WHAT YOU HAVE TO DO
Check every line below for the word "Algorithm" and copy the ones that have it.

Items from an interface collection
◆ ◆ ◆

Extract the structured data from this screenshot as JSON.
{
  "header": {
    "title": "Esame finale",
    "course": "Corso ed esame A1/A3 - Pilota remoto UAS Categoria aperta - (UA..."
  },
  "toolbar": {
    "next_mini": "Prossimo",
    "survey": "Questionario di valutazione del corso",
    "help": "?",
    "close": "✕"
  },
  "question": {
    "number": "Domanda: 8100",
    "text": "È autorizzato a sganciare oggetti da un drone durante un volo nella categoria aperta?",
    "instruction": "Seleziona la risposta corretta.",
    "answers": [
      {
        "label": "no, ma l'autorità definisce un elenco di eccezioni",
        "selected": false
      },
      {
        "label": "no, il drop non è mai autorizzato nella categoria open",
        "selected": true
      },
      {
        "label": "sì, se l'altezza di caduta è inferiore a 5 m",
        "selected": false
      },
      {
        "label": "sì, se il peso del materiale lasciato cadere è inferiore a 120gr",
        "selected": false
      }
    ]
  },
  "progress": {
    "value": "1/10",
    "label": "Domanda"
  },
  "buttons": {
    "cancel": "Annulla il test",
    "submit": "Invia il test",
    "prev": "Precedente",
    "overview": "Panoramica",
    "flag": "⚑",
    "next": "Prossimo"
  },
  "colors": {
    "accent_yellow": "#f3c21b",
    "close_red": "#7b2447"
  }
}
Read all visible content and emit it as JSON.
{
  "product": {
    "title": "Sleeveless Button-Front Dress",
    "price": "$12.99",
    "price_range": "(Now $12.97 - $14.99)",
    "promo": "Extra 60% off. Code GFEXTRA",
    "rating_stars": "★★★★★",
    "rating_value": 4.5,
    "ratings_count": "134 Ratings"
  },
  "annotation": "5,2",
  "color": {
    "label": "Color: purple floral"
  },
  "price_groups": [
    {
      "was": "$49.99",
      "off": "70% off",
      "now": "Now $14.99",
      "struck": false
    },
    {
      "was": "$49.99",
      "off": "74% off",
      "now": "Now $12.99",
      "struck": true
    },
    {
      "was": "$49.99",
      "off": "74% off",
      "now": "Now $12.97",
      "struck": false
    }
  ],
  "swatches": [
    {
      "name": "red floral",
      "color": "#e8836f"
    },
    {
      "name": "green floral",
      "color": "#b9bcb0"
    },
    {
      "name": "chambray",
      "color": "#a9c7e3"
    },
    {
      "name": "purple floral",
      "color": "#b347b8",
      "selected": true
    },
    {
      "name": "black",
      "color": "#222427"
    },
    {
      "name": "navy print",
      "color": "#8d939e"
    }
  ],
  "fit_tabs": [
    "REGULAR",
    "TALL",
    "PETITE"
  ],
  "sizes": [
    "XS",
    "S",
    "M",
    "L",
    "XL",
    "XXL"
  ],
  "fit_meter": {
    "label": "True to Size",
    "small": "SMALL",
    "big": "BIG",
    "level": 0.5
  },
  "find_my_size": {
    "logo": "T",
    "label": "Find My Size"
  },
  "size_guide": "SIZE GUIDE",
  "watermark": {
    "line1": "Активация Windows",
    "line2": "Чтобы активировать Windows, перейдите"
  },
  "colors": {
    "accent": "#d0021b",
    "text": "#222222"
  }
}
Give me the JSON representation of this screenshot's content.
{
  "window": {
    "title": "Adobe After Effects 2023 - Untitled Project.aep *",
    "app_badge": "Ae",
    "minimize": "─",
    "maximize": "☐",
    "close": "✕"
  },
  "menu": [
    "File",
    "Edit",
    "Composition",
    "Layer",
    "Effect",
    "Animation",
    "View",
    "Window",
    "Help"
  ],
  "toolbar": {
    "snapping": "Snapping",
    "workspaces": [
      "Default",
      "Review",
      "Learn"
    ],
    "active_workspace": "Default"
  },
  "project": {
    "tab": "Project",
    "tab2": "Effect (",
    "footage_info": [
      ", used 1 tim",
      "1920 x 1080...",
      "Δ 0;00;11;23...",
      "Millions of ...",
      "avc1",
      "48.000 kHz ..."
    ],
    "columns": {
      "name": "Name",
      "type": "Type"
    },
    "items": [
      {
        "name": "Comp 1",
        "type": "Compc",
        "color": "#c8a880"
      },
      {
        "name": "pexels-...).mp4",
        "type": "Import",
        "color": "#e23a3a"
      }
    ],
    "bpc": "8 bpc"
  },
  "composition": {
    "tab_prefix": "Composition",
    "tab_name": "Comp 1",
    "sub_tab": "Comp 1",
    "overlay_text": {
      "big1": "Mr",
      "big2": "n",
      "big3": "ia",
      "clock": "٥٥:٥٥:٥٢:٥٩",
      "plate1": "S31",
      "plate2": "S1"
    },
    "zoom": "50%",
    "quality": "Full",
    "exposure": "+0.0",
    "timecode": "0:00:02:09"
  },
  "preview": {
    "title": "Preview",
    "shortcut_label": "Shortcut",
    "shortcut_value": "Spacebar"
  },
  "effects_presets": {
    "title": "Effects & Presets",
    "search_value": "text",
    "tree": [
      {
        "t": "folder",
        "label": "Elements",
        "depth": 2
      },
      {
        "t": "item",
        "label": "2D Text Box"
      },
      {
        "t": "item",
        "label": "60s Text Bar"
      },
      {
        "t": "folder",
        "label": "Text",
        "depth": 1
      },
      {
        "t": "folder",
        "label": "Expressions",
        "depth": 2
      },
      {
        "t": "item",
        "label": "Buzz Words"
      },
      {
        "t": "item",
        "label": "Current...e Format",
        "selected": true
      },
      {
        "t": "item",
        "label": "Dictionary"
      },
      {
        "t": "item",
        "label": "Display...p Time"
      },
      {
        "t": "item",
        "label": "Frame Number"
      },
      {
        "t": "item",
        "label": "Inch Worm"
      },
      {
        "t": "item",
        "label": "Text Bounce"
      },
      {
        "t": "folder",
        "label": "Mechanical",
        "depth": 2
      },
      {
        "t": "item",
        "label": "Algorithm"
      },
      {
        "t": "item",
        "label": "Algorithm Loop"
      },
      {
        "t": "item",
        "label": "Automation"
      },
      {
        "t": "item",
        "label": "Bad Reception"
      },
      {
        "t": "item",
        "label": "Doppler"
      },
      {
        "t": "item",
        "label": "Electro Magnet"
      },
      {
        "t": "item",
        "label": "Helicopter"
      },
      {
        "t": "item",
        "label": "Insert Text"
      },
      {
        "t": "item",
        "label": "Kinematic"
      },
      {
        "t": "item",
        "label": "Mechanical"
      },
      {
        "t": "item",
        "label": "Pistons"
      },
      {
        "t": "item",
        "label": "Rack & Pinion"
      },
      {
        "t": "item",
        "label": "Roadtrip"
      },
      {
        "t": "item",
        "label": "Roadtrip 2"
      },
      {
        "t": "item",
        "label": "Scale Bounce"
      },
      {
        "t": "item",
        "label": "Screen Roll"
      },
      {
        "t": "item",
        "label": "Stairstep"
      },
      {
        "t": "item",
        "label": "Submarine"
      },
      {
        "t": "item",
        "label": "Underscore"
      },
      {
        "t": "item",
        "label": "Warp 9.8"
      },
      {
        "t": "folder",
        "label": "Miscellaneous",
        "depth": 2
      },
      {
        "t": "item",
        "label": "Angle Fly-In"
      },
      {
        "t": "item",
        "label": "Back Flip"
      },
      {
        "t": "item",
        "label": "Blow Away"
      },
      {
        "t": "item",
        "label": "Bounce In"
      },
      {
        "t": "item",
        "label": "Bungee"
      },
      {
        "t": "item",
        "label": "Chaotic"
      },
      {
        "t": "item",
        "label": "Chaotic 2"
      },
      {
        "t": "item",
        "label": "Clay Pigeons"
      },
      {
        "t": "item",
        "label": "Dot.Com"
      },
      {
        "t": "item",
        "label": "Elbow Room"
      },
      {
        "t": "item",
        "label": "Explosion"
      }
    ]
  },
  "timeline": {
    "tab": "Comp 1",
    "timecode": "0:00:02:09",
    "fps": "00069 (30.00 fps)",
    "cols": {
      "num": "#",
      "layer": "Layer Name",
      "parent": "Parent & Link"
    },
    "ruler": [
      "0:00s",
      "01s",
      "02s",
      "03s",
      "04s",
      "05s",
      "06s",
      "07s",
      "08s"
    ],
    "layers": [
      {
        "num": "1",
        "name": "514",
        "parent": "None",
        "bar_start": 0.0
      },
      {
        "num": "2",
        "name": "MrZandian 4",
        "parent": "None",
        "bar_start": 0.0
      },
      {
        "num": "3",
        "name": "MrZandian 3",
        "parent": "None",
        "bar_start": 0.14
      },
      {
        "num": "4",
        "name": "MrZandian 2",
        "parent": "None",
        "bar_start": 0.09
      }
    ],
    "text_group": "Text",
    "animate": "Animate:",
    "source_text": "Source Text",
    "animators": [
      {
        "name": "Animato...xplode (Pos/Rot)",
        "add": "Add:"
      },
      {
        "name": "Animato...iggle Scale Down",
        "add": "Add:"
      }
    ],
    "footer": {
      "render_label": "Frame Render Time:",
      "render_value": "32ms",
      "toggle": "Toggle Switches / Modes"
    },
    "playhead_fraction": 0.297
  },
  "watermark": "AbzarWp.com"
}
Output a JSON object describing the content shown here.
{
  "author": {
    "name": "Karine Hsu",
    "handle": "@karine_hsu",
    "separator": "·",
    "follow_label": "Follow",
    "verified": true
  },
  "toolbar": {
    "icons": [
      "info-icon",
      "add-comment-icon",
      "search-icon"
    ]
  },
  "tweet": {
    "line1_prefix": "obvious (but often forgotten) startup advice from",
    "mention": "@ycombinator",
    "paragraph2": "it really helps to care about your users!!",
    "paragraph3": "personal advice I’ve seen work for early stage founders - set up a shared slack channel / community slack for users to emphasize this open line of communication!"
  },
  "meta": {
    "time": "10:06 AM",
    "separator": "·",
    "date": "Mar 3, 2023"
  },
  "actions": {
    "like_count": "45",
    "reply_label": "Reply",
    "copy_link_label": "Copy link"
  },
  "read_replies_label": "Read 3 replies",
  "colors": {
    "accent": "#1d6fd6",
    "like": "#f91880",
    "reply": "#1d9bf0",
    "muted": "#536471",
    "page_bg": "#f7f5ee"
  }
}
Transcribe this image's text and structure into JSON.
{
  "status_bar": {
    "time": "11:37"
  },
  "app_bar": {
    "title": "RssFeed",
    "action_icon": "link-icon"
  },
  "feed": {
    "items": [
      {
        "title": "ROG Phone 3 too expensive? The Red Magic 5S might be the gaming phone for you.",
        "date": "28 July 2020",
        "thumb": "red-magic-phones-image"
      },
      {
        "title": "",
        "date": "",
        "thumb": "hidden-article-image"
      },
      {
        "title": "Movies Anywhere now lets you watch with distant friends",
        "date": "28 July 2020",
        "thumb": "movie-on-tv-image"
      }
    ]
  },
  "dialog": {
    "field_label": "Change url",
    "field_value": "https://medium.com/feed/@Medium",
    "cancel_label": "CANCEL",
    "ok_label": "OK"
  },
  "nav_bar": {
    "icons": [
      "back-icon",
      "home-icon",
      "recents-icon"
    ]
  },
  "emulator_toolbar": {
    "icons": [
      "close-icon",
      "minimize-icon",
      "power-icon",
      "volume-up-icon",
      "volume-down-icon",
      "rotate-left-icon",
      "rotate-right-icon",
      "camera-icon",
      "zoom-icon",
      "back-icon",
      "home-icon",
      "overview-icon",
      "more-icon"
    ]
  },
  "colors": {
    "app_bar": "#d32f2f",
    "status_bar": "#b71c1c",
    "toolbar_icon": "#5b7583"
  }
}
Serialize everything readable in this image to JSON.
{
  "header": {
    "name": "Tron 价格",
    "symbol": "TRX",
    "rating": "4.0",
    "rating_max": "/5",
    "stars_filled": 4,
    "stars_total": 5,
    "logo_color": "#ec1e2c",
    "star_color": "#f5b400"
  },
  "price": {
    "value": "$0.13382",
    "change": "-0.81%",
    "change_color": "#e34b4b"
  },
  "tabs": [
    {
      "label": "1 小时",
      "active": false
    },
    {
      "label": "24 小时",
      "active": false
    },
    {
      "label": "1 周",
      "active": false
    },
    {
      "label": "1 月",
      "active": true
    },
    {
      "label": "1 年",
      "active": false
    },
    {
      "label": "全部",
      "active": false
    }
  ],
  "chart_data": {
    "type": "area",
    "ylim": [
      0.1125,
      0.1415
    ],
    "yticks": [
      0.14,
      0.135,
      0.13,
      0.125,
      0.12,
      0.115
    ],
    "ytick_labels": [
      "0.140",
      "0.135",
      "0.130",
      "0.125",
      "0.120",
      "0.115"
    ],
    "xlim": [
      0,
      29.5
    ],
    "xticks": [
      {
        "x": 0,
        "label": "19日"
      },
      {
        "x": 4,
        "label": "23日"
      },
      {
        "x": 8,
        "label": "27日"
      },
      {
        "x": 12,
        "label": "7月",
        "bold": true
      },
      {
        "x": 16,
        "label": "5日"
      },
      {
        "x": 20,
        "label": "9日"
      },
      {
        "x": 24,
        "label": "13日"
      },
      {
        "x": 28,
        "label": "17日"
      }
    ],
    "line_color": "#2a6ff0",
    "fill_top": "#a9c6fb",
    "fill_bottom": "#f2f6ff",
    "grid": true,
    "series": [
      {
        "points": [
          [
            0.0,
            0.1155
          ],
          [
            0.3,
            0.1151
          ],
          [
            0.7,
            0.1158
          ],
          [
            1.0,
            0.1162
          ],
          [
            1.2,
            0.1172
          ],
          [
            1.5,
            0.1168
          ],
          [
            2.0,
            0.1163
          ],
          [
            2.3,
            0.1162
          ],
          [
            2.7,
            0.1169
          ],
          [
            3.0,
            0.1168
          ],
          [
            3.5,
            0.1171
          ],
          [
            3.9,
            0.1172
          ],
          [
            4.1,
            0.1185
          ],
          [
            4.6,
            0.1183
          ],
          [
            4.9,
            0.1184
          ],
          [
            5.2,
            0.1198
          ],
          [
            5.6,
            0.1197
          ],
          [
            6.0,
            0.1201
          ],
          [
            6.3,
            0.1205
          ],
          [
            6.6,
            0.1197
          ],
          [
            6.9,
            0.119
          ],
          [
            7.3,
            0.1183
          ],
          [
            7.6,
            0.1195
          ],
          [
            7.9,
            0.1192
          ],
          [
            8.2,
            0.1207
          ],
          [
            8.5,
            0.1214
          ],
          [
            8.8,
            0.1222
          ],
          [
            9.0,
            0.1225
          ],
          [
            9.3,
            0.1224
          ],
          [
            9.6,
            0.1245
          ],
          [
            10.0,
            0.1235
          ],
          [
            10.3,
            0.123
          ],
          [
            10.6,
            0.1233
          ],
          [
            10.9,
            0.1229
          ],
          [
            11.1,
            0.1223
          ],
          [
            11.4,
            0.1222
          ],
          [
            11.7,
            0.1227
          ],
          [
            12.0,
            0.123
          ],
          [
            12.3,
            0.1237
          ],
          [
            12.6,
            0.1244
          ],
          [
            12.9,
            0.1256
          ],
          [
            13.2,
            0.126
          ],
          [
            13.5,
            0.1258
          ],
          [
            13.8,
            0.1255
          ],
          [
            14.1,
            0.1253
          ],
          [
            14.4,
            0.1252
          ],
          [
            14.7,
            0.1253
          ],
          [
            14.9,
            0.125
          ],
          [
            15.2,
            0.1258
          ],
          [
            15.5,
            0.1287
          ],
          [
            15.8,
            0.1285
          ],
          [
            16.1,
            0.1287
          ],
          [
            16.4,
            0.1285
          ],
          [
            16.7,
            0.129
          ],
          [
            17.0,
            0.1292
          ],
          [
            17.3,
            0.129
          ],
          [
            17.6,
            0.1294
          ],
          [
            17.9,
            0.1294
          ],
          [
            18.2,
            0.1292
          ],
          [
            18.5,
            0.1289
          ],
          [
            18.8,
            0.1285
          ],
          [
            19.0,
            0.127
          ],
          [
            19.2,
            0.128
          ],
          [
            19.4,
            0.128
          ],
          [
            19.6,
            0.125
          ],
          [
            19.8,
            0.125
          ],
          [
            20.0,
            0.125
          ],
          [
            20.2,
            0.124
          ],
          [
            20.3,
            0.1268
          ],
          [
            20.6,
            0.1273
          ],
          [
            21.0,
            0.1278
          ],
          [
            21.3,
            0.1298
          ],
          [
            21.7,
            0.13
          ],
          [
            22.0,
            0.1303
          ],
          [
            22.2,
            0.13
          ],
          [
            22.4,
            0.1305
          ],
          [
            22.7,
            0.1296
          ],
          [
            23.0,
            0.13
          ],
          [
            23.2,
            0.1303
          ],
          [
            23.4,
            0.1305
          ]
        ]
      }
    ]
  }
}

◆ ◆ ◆

TASK ANSWER
        "label": "Algorithm"
        "label": "Algorithm Loop"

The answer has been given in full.